10 Ibid, p 24.
11 Alan Freeman, ‘Europe, the UK and the Global Economy’ , paper presented at the Fifth International Conference in Economics organised by the Economic Research Centre (ERC) of the Middle East Technical University (METU) in Ankara, September 11-13, 2001, mimeo.
12 Ibid, p 19.
13 Ibid, p 19.
14 Peter Gowan, ‘After America?’ New Left Review January-February 2002, pp 139-40. 15 Ibid, p 136.
15 Ibid, p 136.
16 Freeman, op cit, p 18.
17 Loc cit.
18 Jayati Ghosh. ‘Globalisation and Economic Depression’ mimeo.
19 Peter Gowan, 2002, op cit, p 142.
20 Sebastian Mallaby, ‘The Reluctant Imperialist: Terrorism, Failed States and the Case for American Empire’, Foreign Affairs, March, April 2002, p 6.
21 Georgi Derlungian, ‘Recasting Russia’, New Left Review 12 (n s), November-December 2001.
22 Chief among these scholars would be Mushirul Hasan and A yesha Jalal. Asim Roy’ s pathbreaking essay, ‘The High Politics of India’s Partition’, Modern Asian Studies, Vol 24, No2, 1990, reprinted in M Hasan, India’s Partition: Process, Mobilisation and Strategy, Oxford University Press, New Delhi, 1993, is also an important landmark.
23 See in particular, Sandra Frietag, Collective Action and Community: Public Arenas and the Emergence of Communalism in North India, Oxford University Press, New Delhi, 1990; Chris Bayly, ‘The Pre-History of Communalism’, Modern Asian Studies, Vol 19, No 2 2, 1985, 177-203.
24 P C Upadhayaya, ‘The Politics of Indian Secularism’, Modern Asian Studies, Vol 26, October 1992.
25 Mushirul Hasan, ‘Introduction’ in Hasan (ed), op cit, pp 25-26.
26 Ibid, pp 25-26.
27 Ibid, p 33.
28 See Ayesha Jalal, Democracy and Authoritarianism in South Asia, Cambridge University Press, Cambridge, 1992, Chapter 1 for a succinct contrast between the two resulting states.
29 S Gopal, Jawaharlal Nehru: A Biography, Vol 1, Jonathan Cape, London, 1975, p 343, quoting Nehru to K P S Menon, April 29, 1947.
30 R F Holland, European Decolonisation, 1918-81, Macmillan London, 1985, p 76-77.
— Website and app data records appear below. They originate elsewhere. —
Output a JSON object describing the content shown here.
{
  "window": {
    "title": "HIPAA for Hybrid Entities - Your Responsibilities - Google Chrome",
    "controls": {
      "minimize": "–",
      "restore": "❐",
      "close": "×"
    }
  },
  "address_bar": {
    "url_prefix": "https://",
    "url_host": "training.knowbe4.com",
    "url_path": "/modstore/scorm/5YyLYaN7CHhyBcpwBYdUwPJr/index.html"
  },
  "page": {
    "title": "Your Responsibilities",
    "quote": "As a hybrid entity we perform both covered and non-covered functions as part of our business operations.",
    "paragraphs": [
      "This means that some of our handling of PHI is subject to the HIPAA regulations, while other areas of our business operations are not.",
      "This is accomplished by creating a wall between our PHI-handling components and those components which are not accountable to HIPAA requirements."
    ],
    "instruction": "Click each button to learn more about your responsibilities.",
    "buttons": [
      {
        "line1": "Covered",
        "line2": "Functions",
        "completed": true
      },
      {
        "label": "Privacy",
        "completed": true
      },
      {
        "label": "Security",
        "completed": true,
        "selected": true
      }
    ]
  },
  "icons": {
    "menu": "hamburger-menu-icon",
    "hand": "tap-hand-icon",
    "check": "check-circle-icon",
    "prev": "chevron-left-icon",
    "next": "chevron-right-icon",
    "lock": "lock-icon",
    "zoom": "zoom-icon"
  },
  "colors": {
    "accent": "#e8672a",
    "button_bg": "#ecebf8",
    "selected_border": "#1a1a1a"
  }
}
31 Sumit Ganguly, The Crisis in Kashmir: Portents of War, Hopes of Peace, Cambridge University Press, Cambridge, 1997, pp 9-10.
32 Ibid, p 38.
33 Mushirul Hasan, Legacy of a Divided Nation: India’ s Muslims since Independence, Oxford University Press, New Delhi, 1997.
34 T V Satyamurthy, ‘India’s International Role: Economic Dependence and Non-Alingment’ in Satyamurthy (ed), State and Nation in the Context of Social Change, Oxford University Press, New Delhi, 1994, p 169.
35 Jalal, op cit, pp 37-38.
36 Hamza Alavi, ‘Pakistan-US Military Alliance’, Economic and Political Weekly, June 20 1998, p 1554. 37 Ibid, p 1555.
38 Ibid, p 1556.